Both of us ran around to the kitchen door. My father must have been watching from the window, because he shot past us, the .22 rifle in his hand. I knew where he was going and why he had the gun. He would shoot the dog and cut off its head to be sent away for a test to see if the dog was mad. I had no doubt that it was, so shooting it was all right with me.
Mom hurried us inside and sat my brother down at the table, examining the teeth marks while blood dripped onto the linoleum. I felt in a daze. Not knowing what to do, I just stood there wiping sweat and tears from my face and visualizing my brother weeks down the road, foaming at the mouth and snarling at us all. I had no idea how long that behavior would last before he would die. Florence, our neighbor, knew of a surefire cure, the mad stone, but we didn't have one and didn't know anybody who did or anybody who had ever owned one.

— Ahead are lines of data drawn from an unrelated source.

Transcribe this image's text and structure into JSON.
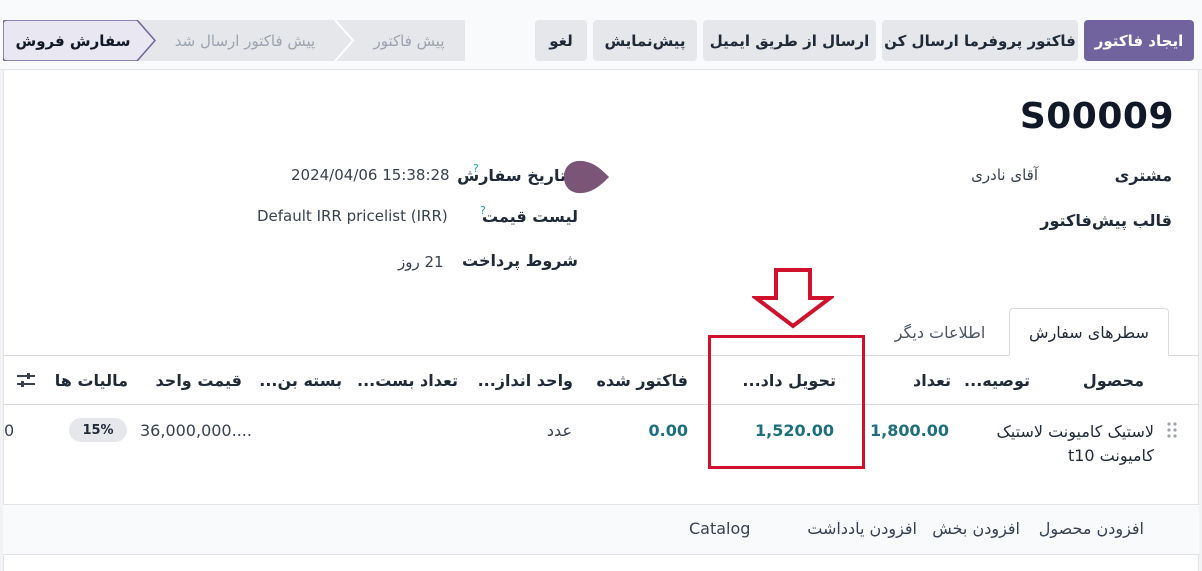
{
  "toolbar": {
    "create_invoice": "ایجاد فاکتور",
    "send_proforma": "فاکتور پروفرما ارسال کن",
    "send_email": "ارسال از طریق ایمیل",
    "preview": "پیش‌نمایش",
    "cancel": "لغو"
  },
  "statusbar": {
    "stages": [
      "پیش فاکتور",
      "پیش فاکتور ارسال شد",
      "سفارش فروش"
    ],
    "active": "سفارش فروش"
  },
  "record": {
    "name": "S00009"
  },
  "fields": {
    "customer_label": "مشتری",
    "customer_value": "آقای نادری",
    "quote_template_label": "قالب پیش‌فاکتور",
    "order_date_label": "تاریخ سفارش",
    "order_date_value": "2024/04/06 15:38:28",
    "pricelist_label": "لیست قیمت",
    "pricelist_value": "Default IRR pricelist (IRR)",
    "payment_terms_label": "شروط پرداخت",
    "payment_terms_value": "21 روز",
    "help_mark": "?"
  },
  "tabs": [
    {
      "label": "سطرهای سفارش",
      "active": true
    },
    {
      "label": "اطلاعات دیگر",
      "active": false
    }
  ],
  "table": {
    "columns": [
      "محصول",
      "توصیه...",
      "تعداد",
      "تحویل داد...",
      "فاکتور شده",
      "واحد انداز...",
      "تعداد بست...",
      "بسته بن...",
      "قیمت واحد",
      "مالیات ها"
    ],
    "rows": [
      {
        "product": "لاستیک کامیونت لاستیک کامیونت t10",
        "quantity": "1,800.00",
        "delivered": "1,520.00",
        "invoiced": "0.00",
        "uom": "عدد",
        "unit_price": "36,000,000....",
        "tax": "15%",
        "subtotal_fragment": "0"
      }
    ],
    "footer_links": [
      "افزودن محصول",
      "افزودن بخش",
      "افزودن یادداشت",
      "Catalog"
    ]
  },
  "colors": {
    "primary": "#71639e",
    "annotation": "#d0112b",
    "numeric": "#1d6f7f"
  }
}
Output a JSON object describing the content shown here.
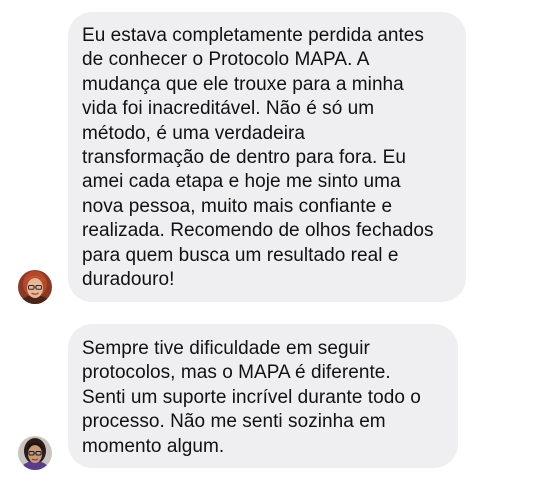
{
  "messages": [
    {
      "avatar": "woman-red-hair-glasses-avatar",
      "lines": [
        "Eu estava completamente perdida antes",
        "de conhecer o Protocolo MAPA. A",
        "mudança que ele trouxe para a minha",
        "vida foi inacreditável. Não é só um",
        "método, é uma verdadeira",
        "transformação de dentro para fora. Eu",
        "amei cada etapa e hoje me sinto uma",
        "nova pessoa, muito mais confiante e",
        "realizada. Recomendo de olhos fechados",
        "para quem busca um resultado real e",
        "duradouro!"
      ]
    },
    {
      "avatar": "woman-dark-hair-glasses-avatar",
      "lines": [
        "Sempre tive dificuldade em seguir",
        "protocolos, mas o MAPA é diferente.",
        "Senti um suporte incrível durante todo o",
        "processo. Não me senti sozinha em",
        "momento algum."
      ]
    }
  ],
  "colors": {
    "bubble_bg": "#efeff1",
    "text": "#111111",
    "page_bg": "#ffffff"
  }
}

She and Andy, her husband, lived down the lane and across the fields, and my brother and I often spent the night at their house, falling to sleep while listening to stories Florence told that had been handed down to her from family and acquaintances from near and far. The story that had a bearing on my fears about my brother dying a mad dog was the one about Abraham Lincoln's boy, Robert.

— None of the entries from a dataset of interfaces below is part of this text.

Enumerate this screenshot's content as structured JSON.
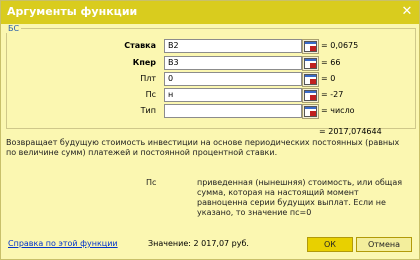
{
  "dialog": {
    "title": "Аргументы функции",
    "close_glyph": "✕",
    "function_name": "БС"
  },
  "arguments": [
    {
      "label": "Ставка",
      "bold": true,
      "input": "B2",
      "value": "= 0,0675"
    },
    {
      "label": "Кпер",
      "bold": true,
      "input": "B3",
      "value": "= 66"
    },
    {
      "label": "Плт",
      "bold": false,
      "input": "0",
      "value": "= 0"
    },
    {
      "label": "Пс",
      "bold": false,
      "input": "н",
      "value": "= -27"
    },
    {
      "label": "Тип",
      "bold": false,
      "input": "",
      "value": "= число"
    }
  ],
  "result": "= 2017,074644",
  "description": "Возвращает будущую стоимость инвестиции на основе периодических постоянных (равных по величине сумм) платежей и постоянной процентной ставки.",
  "param_description": {
    "label": "Пс",
    "text": "приведенная (нынешняя) стоимость, или общая сумма, которая на настоящий момент равноценна серии будущих выплат. Если не указано, то значение пс=0"
  },
  "footer": {
    "help_link": "Справка по этой функции",
    "value_label": "Значение:",
    "value": "2 017,07 руб.",
    "ok_label": "ОК",
    "cancel_label": "Отмена"
  },
  "colors": {
    "titlebar": "#d9cc1e",
    "background": "#fbf7b1",
    "ok_button": "#e8d000",
    "link": "#0033cc"
  },
  "icons": {
    "close": "close-icon",
    "range_picker": "collapse-dialog-icon"
  }
}
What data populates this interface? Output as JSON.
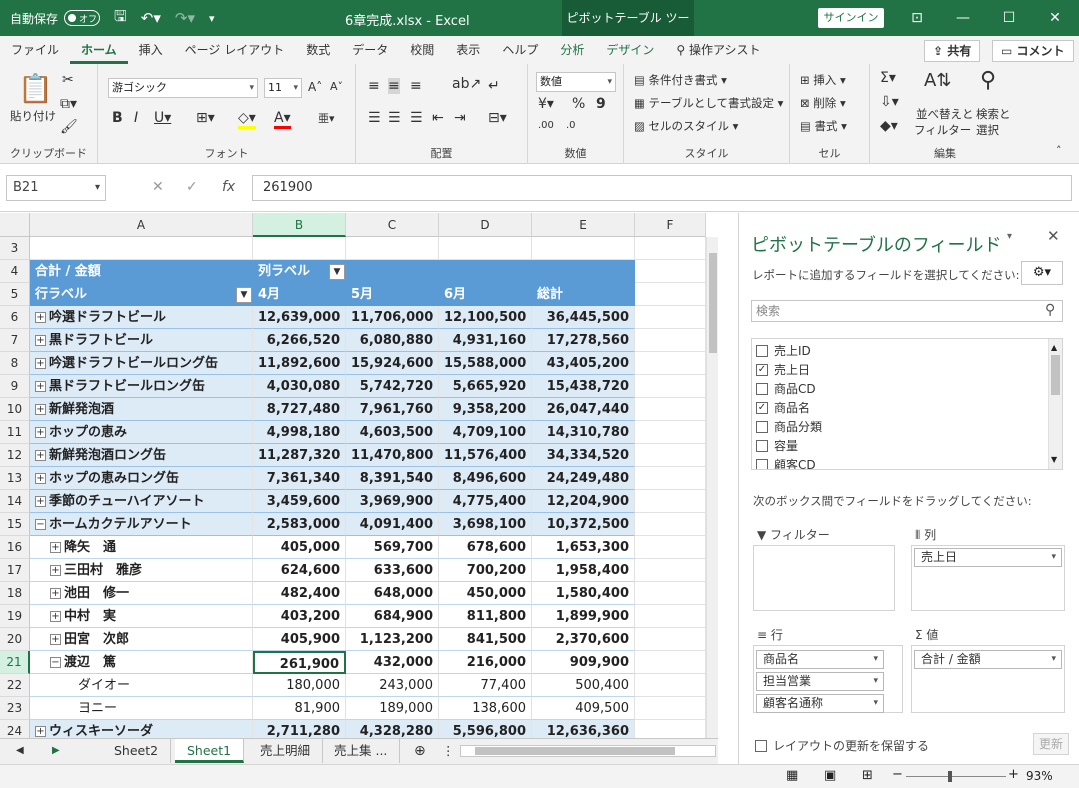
{
  "titlebar": {
    "autosave": "自動保存",
    "toggle": "オフ",
    "filename": "6章完成.xlsx  -  Excel",
    "context": "ピボットテーブル ツール",
    "signin": "サインイン"
  },
  "tabs": [
    "ファイル",
    "ホーム",
    "挿入",
    "ページ レイアウト",
    "数式",
    "データ",
    "校閲",
    "表示",
    "ヘルプ",
    "分析",
    "デザイン"
  ],
  "tell_me": "操作アシスト",
  "share": "共有",
  "comment": "コメント",
  "ribbon": {
    "clipboard": {
      "paste": "貼り付け",
      "label": "クリップボード"
    },
    "font": {
      "name": "游ゴシック",
      "size": "11",
      "label": "フォント"
    },
    "alignment": {
      "label": "配置"
    },
    "number": {
      "format": "数値",
      "label": "数値"
    },
    "styles": {
      "cond": "条件付き書式",
      "table": "テーブルとして書式設定",
      "cell": "セルのスタイル",
      "label": "スタイル"
    },
    "cells": {
      "insert": "挿入",
      "delete": "削除",
      "format": "書式",
      "label": "セル"
    },
    "editing": {
      "sort1": "並べ替えと",
      "sort2": "フィルター",
      "find1": "検索と",
      "find2": "選択",
      "label": "編集"
    }
  },
  "formula": {
    "namebox": "B21",
    "value": "261900"
  },
  "columns": [
    "A",
    "B",
    "C",
    "D",
    "E",
    "F"
  ],
  "rows": [
    {
      "n": "3",
      "cells": [
        "",
        "",
        "",
        "",
        ""
      ]
    },
    {
      "n": "4",
      "cells": [
        "合計 / 金額",
        "列ラベル",
        "",
        "",
        ""
      ]
    },
    {
      "n": "5",
      "cells": [
        "行ラベル",
        "4月",
        "5月",
        "6月",
        "総計"
      ]
    },
    {
      "n": "6",
      "cells": [
        "吟選ドラフトビール",
        "12,639,000",
        "11,706,000",
        "12,100,500",
        "36,445,500"
      ]
    },
    {
      "n": "7",
      "cells": [
        "黒ドラフトビール",
        "6,266,520",
        "6,080,880",
        "4,931,160",
        "17,278,560"
      ]
    },
    {
      "n": "8",
      "cells": [
        "吟選ドラフトビールロング缶",
        "11,892,600",
        "15,924,600",
        "15,588,000",
        "43,405,200"
      ]
    },
    {
      "n": "9",
      "cells": [
        "黒ドラフトビールロング缶",
        "4,030,080",
        "5,742,720",
        "5,665,920",
        "15,438,720"
      ]
    },
    {
      "n": "10",
      "cells": [
        "新鮮発泡酒",
        "8,727,480",
        "7,961,760",
        "9,358,200",
        "26,047,440"
      ]
    },
    {
      "n": "11",
      "cells": [
        "ホップの恵み",
        "4,998,180",
        "4,603,500",
        "4,709,100",
        "14,310,780"
      ]
    },
    {
      "n": "12",
      "cells": [
        "新鮮発泡酒ロング缶",
        "11,287,320",
        "11,470,800",
        "11,576,400",
        "34,334,520"
      ]
    },
    {
      "n": "13",
      "cells": [
        "ホップの恵みロング缶",
        "7,361,340",
        "8,391,540",
        "8,496,600",
        "24,249,480"
      ]
    },
    {
      "n": "14",
      "cells": [
        "季節のチューハイアソート",
        "3,459,600",
        "3,969,900",
        "4,775,400",
        "12,204,900"
      ]
    },
    {
      "n": "15",
      "cells": [
        "ホームカクテルアソート",
        "2,583,000",
        "4,091,400",
        "3,698,100",
        "10,372,500"
      ]
    },
    {
      "n": "16",
      "cells": [
        "降矢　通",
        "405,000",
        "569,700",
        "678,600",
        "1,653,300"
      ]
    },
    {
      "n": "17",
      "cells": [
        "三田村　雅彦",
        "624,600",
        "633,600",
        "700,200",
        "1,958,400"
      ]
    },
    {
      "n": "18",
      "cells": [
        "池田　修一",
        "482,400",
        "648,000",
        "450,000",
        "1,580,400"
      ]
    },
    {
      "n": "19",
      "cells": [
        "中村　実",
        "403,200",
        "684,900",
        "811,800",
        "1,899,900"
      ]
    },
    {
      "n": "20",
      "cells": [
        "田宮　次郎",
        "405,900",
        "1,123,200",
        "841,500",
        "2,370,600"
      ]
    },
    {
      "n": "21",
      "cells": [
        "渡辺　篤",
        "261,900",
        "432,000",
        "216,000",
        "909,900"
      ]
    },
    {
      "n": "22",
      "cells": [
        "ダイオー",
        "180,000",
        "243,000",
        "77,400",
        "500,400"
      ]
    },
    {
      "n": "23",
      "cells": [
        "ヨニー",
        "81,900",
        "189,000",
        "138,600",
        "409,500"
      ]
    },
    {
      "n": "24",
      "cells": [
        "ウィスキーソーダ",
        "2,711,280",
        "4,328,280",
        "5,596,800",
        "12,636,360"
      ]
    }
  ],
  "sheets": [
    "Sheet2",
    "Sheet1",
    "売上明細",
    "売上集 ..."
  ],
  "zoom": "93%",
  "pivot": {
    "title": "ピボットテーブルのフィールド",
    "subtitle": "レポートに追加するフィールドを選択してください:",
    "search": "検索",
    "fields": [
      {
        "name": "売上ID",
        "checked": false
      },
      {
        "name": "売上日",
        "checked": true
      },
      {
        "name": "商品CD",
        "checked": false
      },
      {
        "name": "商品名",
        "checked": true
      },
      {
        "name": "商品分類",
        "checked": false
      },
      {
        "name": "容量",
        "checked": false
      },
      {
        "name": "顧客CD",
        "checked": false
      }
    ],
    "drag_hint": "次のボックス間でフィールドをドラッグしてください:",
    "filter_label": "フィルター",
    "columns_label": "列",
    "rows_label": "行",
    "values_label": "値",
    "columns_items": [
      "売上日"
    ],
    "rows_items": [
      "商品名",
      "担当営業",
      "顧客名通称"
    ],
    "values_items": [
      "合計 / 金額"
    ],
    "defer": "レイアウトの更新を保留する",
    "update": "更新"
  }
}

On a hot day in September 1859, a mad dog bit Robert, and Mr. Lincoln grabbed him up and took him to Terre Haute, Indiana, where he knew a family who owned a mad stone. It wasn't really a stone at all, but something found in a deer's stomach that was usually smaller than a woman's fist and was hard and porous like a stone. This stone would be put on the bite and left there until it fell off by itself, then it would be boiled in sweet milk and put back on the wound. If it fell off right away, then all the poison was gone and the person who had been bitten would live and not go mad. Florence said that Robert lived to be a real old man.

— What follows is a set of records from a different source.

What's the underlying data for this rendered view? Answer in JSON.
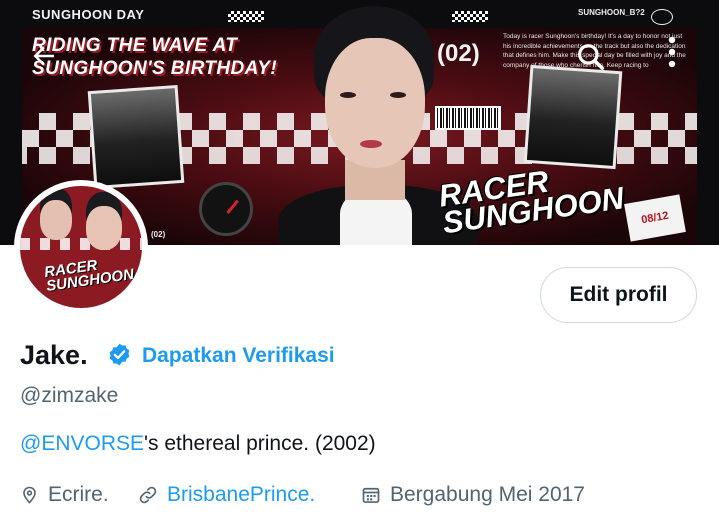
{
  "banner": {
    "brand": "SUNGHOON DAY",
    "headline_line1": "RIDING THE WAVE AT",
    "headline_line2": "SUNGHOON'S BIRTHDAY!",
    "number": "(02)",
    "tag": "SUNGHOON_B?2",
    "paragraph": "Today is racer Sunghoon's birthday! It's a day to honor not just his incredible achievements on the track but also the dedication that defines him. Make this special day be filled with joy and the company of those who cherish him. Keep racing to",
    "racer_text_line1": "RACER",
    "racer_text_line2": "SUNGHOON",
    "ticket": "08/12",
    "small_number": "(02)"
  },
  "avatar": {
    "text_line1": "RACER",
    "text_line2": "SUNGHOON"
  },
  "actions": {
    "edit_profile_label": "Edit profil"
  },
  "profile": {
    "name": "Jake.",
    "verify_label": "Dapatkan Verifikasi",
    "handle": "@zimzake",
    "bio_mention": "@ENVORSE",
    "bio_rest": "'s ethereal prince. (2002)",
    "location": "Ecrire.",
    "website": "BrisbanePrince.",
    "joined": "Bergabung Mei 2017"
  },
  "colors": {
    "accent": "#1d9bf0",
    "secondary_text": "#536471",
    "primary_text": "#0f1419",
    "border": "#cfd9de"
  },
  "icons": {
    "back": "arrow-left-icon",
    "search": "search-icon",
    "more": "more-vertical-icon",
    "verified": "verified-badge-icon",
    "location": "location-pin-icon",
    "link": "link-icon",
    "calendar": "calendar-icon"
  }
}
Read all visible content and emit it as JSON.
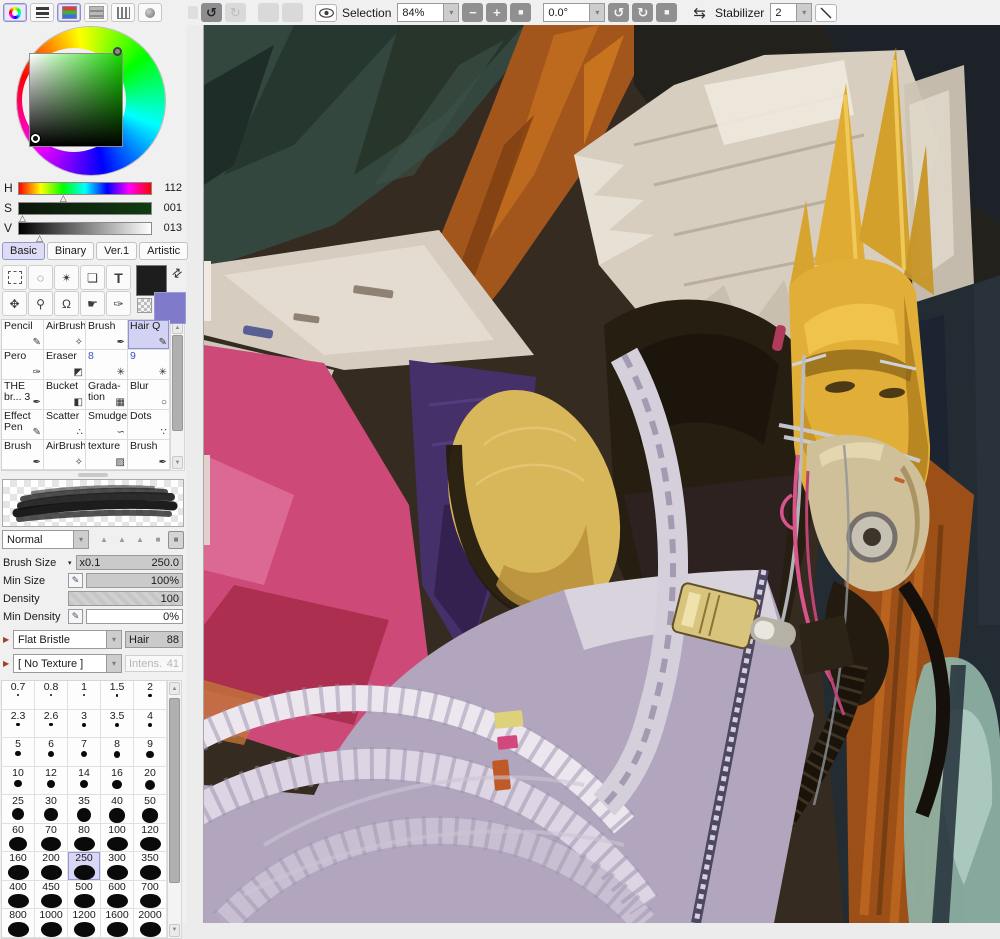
{
  "toolbar": {
    "selection_label": "Selection",
    "zoom_value": "84%",
    "angle_value": "0.0°",
    "stabilizer_label": "Stabilizer",
    "stabilizer_value": "2"
  },
  "icons": {
    "undo": "↺",
    "redo": "↻",
    "minus": "−",
    "plus": "+",
    "zoom_reset": "■",
    "rotate_ccw": "↺",
    "rotate_cw": "↻",
    "angle_reset": "■",
    "flip": "⇆",
    "dropdown": "▾",
    "scroll_up": "▲",
    "scroll_down": "▼",
    "swap": "⇄",
    "size_dropdown": "▾",
    "pressure": "✎"
  },
  "color_panel": {
    "h_label": "H",
    "h_value": "112",
    "s_label": "S",
    "s_value": "001",
    "v_label": "V",
    "v_value": "013"
  },
  "tabs": {
    "items": [
      "Basic",
      "Binary",
      "Ver.1",
      "Artistic"
    ],
    "active": "Basic"
  },
  "tools": {
    "lasso": "◌",
    "wand": "✴",
    "shapes": "❏",
    "text": "T",
    "move": "✥",
    "zoom": "⚲",
    "rotate": "Ω",
    "hand": "☛",
    "eyedropper": "✑"
  },
  "presets": {
    "items": [
      {
        "label": "Pencil",
        "icon": "✎"
      },
      {
        "label": "AirBrush",
        "icon": "✧"
      },
      {
        "label": "Brush",
        "icon": "✒"
      },
      {
        "label": "Hair Q",
        "icon": "✎",
        "selected": true
      },
      {
        "label": "Pero",
        "icon": "✑"
      },
      {
        "label": "Eraser",
        "icon": "◩"
      },
      {
        "label": "8",
        "icon": "✳",
        "accent": true
      },
      {
        "label": "9",
        "icon": "✳",
        "accent": true
      },
      {
        "label": "THE br... 3",
        "icon": "✒"
      },
      {
        "label": "Bucket",
        "icon": "◧"
      },
      {
        "label": "Grada-tion",
        "icon": "▦"
      },
      {
        "label": "Blur",
        "icon": "○"
      },
      {
        "label": "Effect Pen",
        "icon": "✎"
      },
      {
        "label": "Scatter",
        "icon": "∴"
      },
      {
        "label": "Smudge",
        "icon": "∽"
      },
      {
        "label": "Dots",
        "icon": "∵"
      },
      {
        "label": "Brush",
        "icon": "✒"
      },
      {
        "label": "AirBrush",
        "icon": "✧"
      },
      {
        "label": "texture",
        "icon": "▨"
      },
      {
        "label": "Brush",
        "icon": "✒"
      }
    ]
  },
  "blend": {
    "mode": "Normal",
    "shape_buttons": [
      "▲",
      "▲",
      "▲",
      "■",
      "■"
    ],
    "selected_shape": 4
  },
  "settings": {
    "brush_size_label": "Brush Size",
    "brush_size_mult": "x0.1",
    "brush_size_value": "250.0",
    "min_size_label": "Min Size",
    "min_size_value": "100%",
    "density_label": "Density",
    "density_value": "100",
    "min_density_label": "Min Density",
    "min_density_value": "0%",
    "bristle_type": "Flat Bristle",
    "hair_label": "Hair",
    "hair_value": "88",
    "texture_name": "[ No Texture ]",
    "intensity_label": "Intens.",
    "intensity_value": "41"
  },
  "size_grid": {
    "values": [
      "0.7",
      "0.8",
      "1",
      "1.5",
      "2",
      "2.3",
      "2.6",
      "3",
      "3.5",
      "4",
      "5",
      "6",
      "7",
      "8",
      "9",
      "10",
      "12",
      "14",
      "16",
      "20",
      "25",
      "30",
      "35",
      "40",
      "50",
      "60",
      "70",
      "80",
      "100",
      "120",
      "160",
      "200",
      "250",
      "300",
      "350",
      "400",
      "450",
      "500",
      "600",
      "700",
      "800",
      "1000",
      "1200",
      "1600",
      "2000"
    ],
    "selected": "250"
  },
  "canvas": {
    "palette": [
      "#33473f",
      "#a2561c",
      "#d7cec0",
      "#e1ae37",
      "#cfc09a",
      "#cd4a78",
      "#463069",
      "#d8b65a",
      "#b1a6bd",
      "#232c33",
      "#9c5018",
      "#8fb3a6"
    ]
  }
}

I watched my mother dip a cloth into a pot of hot water on the cookstove and scrub it across a bar of Ivory soap, then wash my brother's arm. Her face pale as cold milk, she washed and washed it. My brother sat silent, but I knew all the things that had been running through my mind had been running through his.
The light finally left the kitchen and Mom lit a lamp. She made some supper and we ate, then were put to bed. About midnight, my father returned. He had killed the dog and taken the head to the vet to be sent away. And he had gone to see Doctor Baker, who advised him not to wait for results to begin treatment. The next day, my brother began a series of shots in his stomach, one each day for fourteen days. Fortunately, he never suffered any of the possible paralyzing side effects.
Like Robert Lincoln, my brother also survived, although the treatment had been a world apart; one mystical, a mad stone from the stomach of a deer, and the other scientific, a crude nerve tissue vaccine developed by Louis Pasteur in 1885.
The ancient dog days of summer were not days of evil, but the days when Sirius, the Dog Star, rose just before or at the same time as sunrise. Sometimes, at the end of one of those long and hot days in July, I look into the sky, aware that the heat is not due to that far-away star but is a direct result of the earth's tilt, and that dogs do not grow mad because of it.